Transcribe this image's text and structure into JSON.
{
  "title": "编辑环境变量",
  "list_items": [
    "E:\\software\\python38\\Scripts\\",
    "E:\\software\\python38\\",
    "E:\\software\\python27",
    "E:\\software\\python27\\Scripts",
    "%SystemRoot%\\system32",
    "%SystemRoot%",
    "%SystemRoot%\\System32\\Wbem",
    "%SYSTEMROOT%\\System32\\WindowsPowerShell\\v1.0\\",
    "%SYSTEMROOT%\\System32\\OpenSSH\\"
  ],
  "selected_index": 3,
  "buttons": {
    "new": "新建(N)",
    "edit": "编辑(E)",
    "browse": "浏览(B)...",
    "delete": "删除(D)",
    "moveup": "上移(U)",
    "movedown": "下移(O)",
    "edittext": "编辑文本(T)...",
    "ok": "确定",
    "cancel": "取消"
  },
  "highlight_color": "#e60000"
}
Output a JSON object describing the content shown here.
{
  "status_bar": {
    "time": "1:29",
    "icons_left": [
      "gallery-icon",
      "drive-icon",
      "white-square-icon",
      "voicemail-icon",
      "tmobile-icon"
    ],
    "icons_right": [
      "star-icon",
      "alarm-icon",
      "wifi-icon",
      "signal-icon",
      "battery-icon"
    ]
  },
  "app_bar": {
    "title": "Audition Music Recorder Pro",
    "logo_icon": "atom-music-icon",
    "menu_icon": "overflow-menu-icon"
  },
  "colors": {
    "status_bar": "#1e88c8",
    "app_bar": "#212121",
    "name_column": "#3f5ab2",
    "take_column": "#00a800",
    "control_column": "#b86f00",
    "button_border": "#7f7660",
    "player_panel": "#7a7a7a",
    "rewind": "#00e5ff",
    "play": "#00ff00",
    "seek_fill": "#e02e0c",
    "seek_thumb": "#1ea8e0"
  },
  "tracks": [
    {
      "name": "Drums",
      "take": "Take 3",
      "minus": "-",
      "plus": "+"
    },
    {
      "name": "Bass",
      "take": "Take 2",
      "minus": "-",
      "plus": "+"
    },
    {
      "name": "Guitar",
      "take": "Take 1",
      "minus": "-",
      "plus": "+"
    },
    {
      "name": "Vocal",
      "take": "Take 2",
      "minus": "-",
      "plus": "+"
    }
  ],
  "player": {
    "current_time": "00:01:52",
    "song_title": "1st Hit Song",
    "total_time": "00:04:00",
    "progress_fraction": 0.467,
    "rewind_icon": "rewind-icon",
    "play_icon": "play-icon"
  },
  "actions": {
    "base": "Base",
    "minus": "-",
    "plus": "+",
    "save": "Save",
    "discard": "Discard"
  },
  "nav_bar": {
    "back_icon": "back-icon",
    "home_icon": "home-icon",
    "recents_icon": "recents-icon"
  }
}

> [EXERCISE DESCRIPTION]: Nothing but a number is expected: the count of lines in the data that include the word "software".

> [SOLUTION]: 4